Organic, Rankine, Waste, Heat, Zeotropic
An organic Rankine cycle (ORC) is a thermodynamic cycle that is particularly well-suited for waste heat recovery. It is generally employed for waste heat with temperatures in the range of 80 °C – 300 °C. When the application is strictly to convert waste heat into work with no restrictions on heat source exit temperature, thermal efficiency is not as relevant as other aspects of the cycle performance. In such an application, maximization of net power may be the objective rather than maximization of thermal efficiency. An air-cooled ORC for waste-heat conversion is studied in the present work.
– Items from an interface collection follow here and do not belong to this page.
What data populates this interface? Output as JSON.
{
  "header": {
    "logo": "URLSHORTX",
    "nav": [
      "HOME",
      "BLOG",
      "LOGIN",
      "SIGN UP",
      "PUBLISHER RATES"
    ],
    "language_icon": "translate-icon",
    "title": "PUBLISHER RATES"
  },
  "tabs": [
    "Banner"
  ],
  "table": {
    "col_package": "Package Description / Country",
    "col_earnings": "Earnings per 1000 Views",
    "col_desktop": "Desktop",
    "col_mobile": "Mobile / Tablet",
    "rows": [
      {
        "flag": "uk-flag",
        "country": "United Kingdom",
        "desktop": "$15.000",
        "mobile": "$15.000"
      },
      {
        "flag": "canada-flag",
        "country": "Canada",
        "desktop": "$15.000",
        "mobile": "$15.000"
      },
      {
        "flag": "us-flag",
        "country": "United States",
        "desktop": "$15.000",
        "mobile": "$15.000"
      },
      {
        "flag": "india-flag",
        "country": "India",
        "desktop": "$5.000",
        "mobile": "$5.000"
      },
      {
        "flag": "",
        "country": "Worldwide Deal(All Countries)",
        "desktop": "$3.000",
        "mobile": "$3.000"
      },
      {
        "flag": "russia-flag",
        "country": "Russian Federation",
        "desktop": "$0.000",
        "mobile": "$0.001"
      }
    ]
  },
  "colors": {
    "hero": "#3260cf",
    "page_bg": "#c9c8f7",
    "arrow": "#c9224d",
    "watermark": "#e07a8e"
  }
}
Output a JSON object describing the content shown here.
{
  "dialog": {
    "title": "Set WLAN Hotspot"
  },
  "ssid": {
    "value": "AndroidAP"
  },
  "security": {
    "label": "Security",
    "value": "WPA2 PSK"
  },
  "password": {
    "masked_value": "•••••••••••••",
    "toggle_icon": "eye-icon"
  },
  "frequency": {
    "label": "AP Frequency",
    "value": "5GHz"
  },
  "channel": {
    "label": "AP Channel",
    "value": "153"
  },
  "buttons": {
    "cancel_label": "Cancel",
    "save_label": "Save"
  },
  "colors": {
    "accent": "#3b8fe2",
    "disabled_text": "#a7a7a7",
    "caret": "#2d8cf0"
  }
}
Two alternative cycle configurations which could increase the net power produced from a heat source with a given temperature and flow rate are proposed and analyzed. These cycle configurations are: • An ORC with two-phase flash expansion • An ORC with a zeotropic working fluid mixture (ZRC) A simplified ORC model is introduced which calculates the pinch point in the heat exchangers based on a specified minimum temperature difference. This model is used to assess the merits of each cycle configuration with respect to a baseline ORC when the finite capacity of the heat source and heat sink fluids is considered. The finite capacity of the heat sink fluid is incorporated into the model in terms of a condenser fan power requirement. Of all working fluids studied for the baseline ORC, R134a and R245fa result in the highest net power. The ORC with two-phase flash expansion offers the most improvement over the baseline cycle provided the expander can handle two-phase flow at the same isentropic efficiency as in the baseline case. Relative improvements are highest at low source temperatures. The maximum increase in net power is 84% over the baseline ORC when water is the working fluid at a source temperature of 80 °C. At low source temperatures, the improvements decrease with increasing condenser fan power requirements. The improvements of the ZRC are also higher for low heat source temperatures. The ZRC shows improvement between 20% and 40% over the baseline as long as the condenser fan power is not negligible. At the highest estimated condenser fan power, the ZRC shows up to 92% improvement at a source temperature of 100 °C, while the ORC with flash expansion is no longer beneficial. This work represents a first step toward identifying a more optimal ORC configuration for waste heat recovery. Other data, including experimental validation, operating experience, and economic analysis particular to an application will be required to support a final recommendation.